### INSTRUCTIONS TO FOLLOW
Each line of the material beneath should be duplicated exactly.

BEGIN

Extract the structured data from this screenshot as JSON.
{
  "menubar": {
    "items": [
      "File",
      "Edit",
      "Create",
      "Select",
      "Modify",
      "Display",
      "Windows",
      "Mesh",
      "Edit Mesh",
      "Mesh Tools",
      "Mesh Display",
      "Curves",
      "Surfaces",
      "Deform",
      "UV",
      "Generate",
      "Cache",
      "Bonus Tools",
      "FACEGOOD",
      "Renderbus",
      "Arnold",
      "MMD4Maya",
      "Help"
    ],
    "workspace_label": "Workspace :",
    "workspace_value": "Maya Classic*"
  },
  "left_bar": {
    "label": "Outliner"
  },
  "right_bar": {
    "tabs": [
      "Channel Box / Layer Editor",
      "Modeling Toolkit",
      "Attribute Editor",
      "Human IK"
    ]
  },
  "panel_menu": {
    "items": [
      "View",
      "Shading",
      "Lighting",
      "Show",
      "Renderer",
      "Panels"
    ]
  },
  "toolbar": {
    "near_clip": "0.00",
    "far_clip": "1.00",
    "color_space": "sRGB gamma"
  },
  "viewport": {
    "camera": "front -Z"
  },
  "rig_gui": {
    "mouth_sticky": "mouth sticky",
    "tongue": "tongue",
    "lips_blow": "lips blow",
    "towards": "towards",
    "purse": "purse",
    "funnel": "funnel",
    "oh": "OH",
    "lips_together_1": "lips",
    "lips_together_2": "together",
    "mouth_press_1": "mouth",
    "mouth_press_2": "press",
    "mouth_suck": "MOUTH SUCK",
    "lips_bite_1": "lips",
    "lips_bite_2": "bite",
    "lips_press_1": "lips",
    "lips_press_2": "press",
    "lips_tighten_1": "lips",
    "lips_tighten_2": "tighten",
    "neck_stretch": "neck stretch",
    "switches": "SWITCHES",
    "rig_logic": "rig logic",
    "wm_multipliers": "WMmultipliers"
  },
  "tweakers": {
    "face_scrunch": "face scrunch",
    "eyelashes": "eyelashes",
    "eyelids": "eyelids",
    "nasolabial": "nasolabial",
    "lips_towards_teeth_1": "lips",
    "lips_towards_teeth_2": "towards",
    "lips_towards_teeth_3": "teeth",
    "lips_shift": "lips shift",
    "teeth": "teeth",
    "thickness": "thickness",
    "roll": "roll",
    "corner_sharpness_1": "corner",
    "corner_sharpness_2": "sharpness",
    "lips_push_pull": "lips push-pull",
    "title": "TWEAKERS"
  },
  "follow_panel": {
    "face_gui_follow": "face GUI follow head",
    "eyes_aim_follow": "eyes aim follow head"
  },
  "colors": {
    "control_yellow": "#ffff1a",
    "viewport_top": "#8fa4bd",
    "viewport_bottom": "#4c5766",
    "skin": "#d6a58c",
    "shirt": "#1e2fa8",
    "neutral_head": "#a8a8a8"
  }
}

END

### EXERCISE RESPONSE
Extract the structured data from this screenshot as JSON.
{
  "menubar": {
    "items": [
      "File",
      "Edit",
      "Create",
      "Select",
      "Modify",
      "Display",
      "Windows",
      "Mesh",
      "Edit Mesh",
      "Mesh Tools",
      "Mesh Display",
      "Curves",
      "Surfaces",
      "Deform",
      "UV",
      "Generate",
      "Cache",
      "Bonus Tools",
      "FACEGOOD",
      "Renderbus",
      "Arnold",
      "MMD4Maya",
      "Help"
    ],
    "workspace_label": "Workspace :",
    "workspace_value": "Maya Classic*"
  },
  "left_bar": {
    "label": "Outliner"
  },
  "right_bar": {
    "tabs": [
      "Channel Box / Layer Editor",
      "Modeling Toolkit",
      "Attribute Editor",
      "Human IK"
    ]
  },
  "panel_menu": {
    "items": [
      "View",
      "Shading",
      "Lighting",
      "Show",
      "Renderer",
      "Panels"
    ]
  },
  "toolbar": {
    "near_clip": "0.00",
    "far_clip": "1.00",
    "color_space": "sRGB gamma"
  },
  "viewport": {
    "camera": "front -Z"
  },
  "rig_gui": {
    "mouth_sticky": "mouth sticky",
    "tongue": "tongue",
    "lips_blow": "lips blow",
    "towards": "towards",
    "purse": "purse",
    "funnel": "funnel",
    "oh": "OH",
    "lips_together_1": "lips",
    "lips_together_2": "together",
    "mouth_press_1": "mouth",
    "mouth_press_2": "press",
    "mouth_suck": "MOUTH SUCK",
    "lips_bite_1": "lips",
    "lips_bite_2": "bite",
    "lips_press_1": "lips",
    "lips_press_2": "press",
    "lips_tighten_1": "lips",
    "lips_tighten_2": "tighten",
    "neck_stretch": "neck stretch",
    "switches": "SWITCHES",
    "rig_logic": "rig logic",
    "wm_multipliers": "WMmultipliers"
  },
  "tweakers": {
    "face_scrunch": "face scrunch",
    "eyelashes": "eyelashes",
    "eyelids": "eyelids",
    "nasolabial": "nasolabial",
    "lips_towards_teeth_1": "lips",
    "lips_towards_teeth_2": "towards",
    "lips_towards_teeth_3": "teeth",
    "lips_shift": "lips shift",
    "teeth": "teeth",
    "thickness": "thickness",
    "roll": "roll",
    "corner_sharpness_1": "corner",
    "corner_sharpness_2": "sharpness",
    "lips_push_pull": "lips push-pull",
    "title": "TWEAKERS"
  },
  "follow_panel": {
    "face_gui_follow": "face GUI follow head",
    "eyes_aim_follow": "eyes aim follow head"
  },
  "colors": {
    "control_yellow": "#ffff1a",
    "viewport_top": "#8fa4bd",
    "viewport_bottom": "#4c5766",
    "skin": "#d6a58c",
    "shirt": "#1e2fa8",
    "neutral_head": "#a8a8a8"
  }
}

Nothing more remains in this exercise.